Implement beverage service training programs: Sales to intoxicated
This type of program can be implemented at the campus, community, or state level to require training of those who sell or serve alcohol to recognize signs of intoxication, slow the service of alcohol, and cut off individuals who are obviously intoxicated. Note: Rating based on studies of programs in a few establishments.
Effectiveness: = Lower effectiveness
Cost: $$$ = Higher
Barriers: (At college level) # = Lower; (At state/local level) ## = Moderate
Research Amount: **** = 5 or more longitudinal studies
Public Health Reach: Broad
Staffing Expertise Needed: Coordinator
Target Population: All students
Research Population: General
Effectiveness ratings are based on estimated success in achieving targeted outcomes. Cost ratings are based on a consensus among research team members of the relative program and staff costs for adoption, implementation, and maintenance of a strategy. Actual costs will vary by institution, depending on size, existing programs, and other campus and community factors. Barriers to implementing a strategy include cost and opposition, among other factors. Public health reach refers to the number of students that a strategy affects. Strategies with a broad reach affect all students or a large group of students (e.g., all underage students); strategies with a focused reach affect individuals or small groups of students (e.g., sanctioned students). Research amount/quality refers to the number and design of studies.
Bolier L, Voorham L, Monshouwer K, Hasselt Nv, & Bellis M. Alcohol and drug prevention in nightlife settings: A review of experimental studies. Substance Use and Misuse, 46(13):1569–91, 2011.
References from 2019 update
- Fell, J.C.; Fisher, D.A.; Yao, J.; and McKnight, A.S. Evaluation of a responsible beverage service and enforcement program: Effects on bar patron intoxication and potential impaired driving by young adults. Traffic Injury Prevention 18(6):557–565, 2017.
- Toomey, T.L.; Lenk, K.M.; Erickson, D.J.; et al. Effects of a hybrid online and in-person training program designed to reduce alcohol sales to obviously intoxicated patrons. Journal of Studies on Alcohol and Drugs 78(2):268–275, 2017.
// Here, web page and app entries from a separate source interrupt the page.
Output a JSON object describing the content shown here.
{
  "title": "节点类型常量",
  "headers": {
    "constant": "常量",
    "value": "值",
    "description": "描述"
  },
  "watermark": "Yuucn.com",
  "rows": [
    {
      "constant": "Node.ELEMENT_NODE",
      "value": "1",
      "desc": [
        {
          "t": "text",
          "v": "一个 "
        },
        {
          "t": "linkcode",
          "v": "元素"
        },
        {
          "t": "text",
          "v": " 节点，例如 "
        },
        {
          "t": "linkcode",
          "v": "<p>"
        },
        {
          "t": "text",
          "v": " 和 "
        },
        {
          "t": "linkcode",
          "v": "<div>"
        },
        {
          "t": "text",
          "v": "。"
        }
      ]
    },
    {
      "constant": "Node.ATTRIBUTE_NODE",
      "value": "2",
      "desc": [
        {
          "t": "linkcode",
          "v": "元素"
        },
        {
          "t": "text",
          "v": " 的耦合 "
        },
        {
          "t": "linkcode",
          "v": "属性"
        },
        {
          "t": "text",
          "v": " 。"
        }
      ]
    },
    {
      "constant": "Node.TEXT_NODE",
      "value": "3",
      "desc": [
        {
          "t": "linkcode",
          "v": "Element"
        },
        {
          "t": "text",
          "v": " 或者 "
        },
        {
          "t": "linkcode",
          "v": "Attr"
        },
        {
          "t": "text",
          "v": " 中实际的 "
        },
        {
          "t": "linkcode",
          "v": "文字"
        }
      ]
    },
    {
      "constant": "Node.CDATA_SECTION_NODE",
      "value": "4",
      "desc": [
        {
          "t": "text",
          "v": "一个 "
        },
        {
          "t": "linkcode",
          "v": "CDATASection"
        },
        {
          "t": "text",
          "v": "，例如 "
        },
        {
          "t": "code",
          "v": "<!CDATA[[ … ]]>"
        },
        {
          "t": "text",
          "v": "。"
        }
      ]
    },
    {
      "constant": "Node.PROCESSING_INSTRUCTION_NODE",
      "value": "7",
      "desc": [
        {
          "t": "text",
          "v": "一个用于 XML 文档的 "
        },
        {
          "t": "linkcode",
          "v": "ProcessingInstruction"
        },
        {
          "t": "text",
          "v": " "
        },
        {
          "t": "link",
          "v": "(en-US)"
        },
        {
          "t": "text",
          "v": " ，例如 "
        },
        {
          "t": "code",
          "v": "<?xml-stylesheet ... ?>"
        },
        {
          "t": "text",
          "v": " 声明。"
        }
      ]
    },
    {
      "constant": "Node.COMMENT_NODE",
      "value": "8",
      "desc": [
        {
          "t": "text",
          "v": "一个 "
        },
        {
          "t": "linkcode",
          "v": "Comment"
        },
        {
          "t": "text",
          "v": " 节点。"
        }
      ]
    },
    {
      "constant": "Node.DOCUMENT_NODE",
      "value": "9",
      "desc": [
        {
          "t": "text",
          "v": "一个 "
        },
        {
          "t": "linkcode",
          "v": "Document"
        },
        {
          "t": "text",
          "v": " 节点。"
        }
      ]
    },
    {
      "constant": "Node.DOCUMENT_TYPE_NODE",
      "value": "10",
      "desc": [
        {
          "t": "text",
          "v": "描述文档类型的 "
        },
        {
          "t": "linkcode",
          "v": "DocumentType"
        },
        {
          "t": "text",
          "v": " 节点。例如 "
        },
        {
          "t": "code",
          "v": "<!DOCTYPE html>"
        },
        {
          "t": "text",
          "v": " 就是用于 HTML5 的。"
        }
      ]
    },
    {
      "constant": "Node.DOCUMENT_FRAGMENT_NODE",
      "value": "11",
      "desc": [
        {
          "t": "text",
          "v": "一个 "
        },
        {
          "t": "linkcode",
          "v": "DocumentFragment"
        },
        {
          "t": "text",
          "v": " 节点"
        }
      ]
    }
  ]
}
- Trolldal, B.; Brannstrom, L.; Paschall, M.J.; and Leifman, H. Effects of a multi-component responsible beverage service programme on violent assaults in Sweden. Addiction 108(1):89–96, 2013.
NIAAA, Alcohol Policy Information System, Beverage Service Training
For more information about intervention designs and implementation, check the articles in the References tab.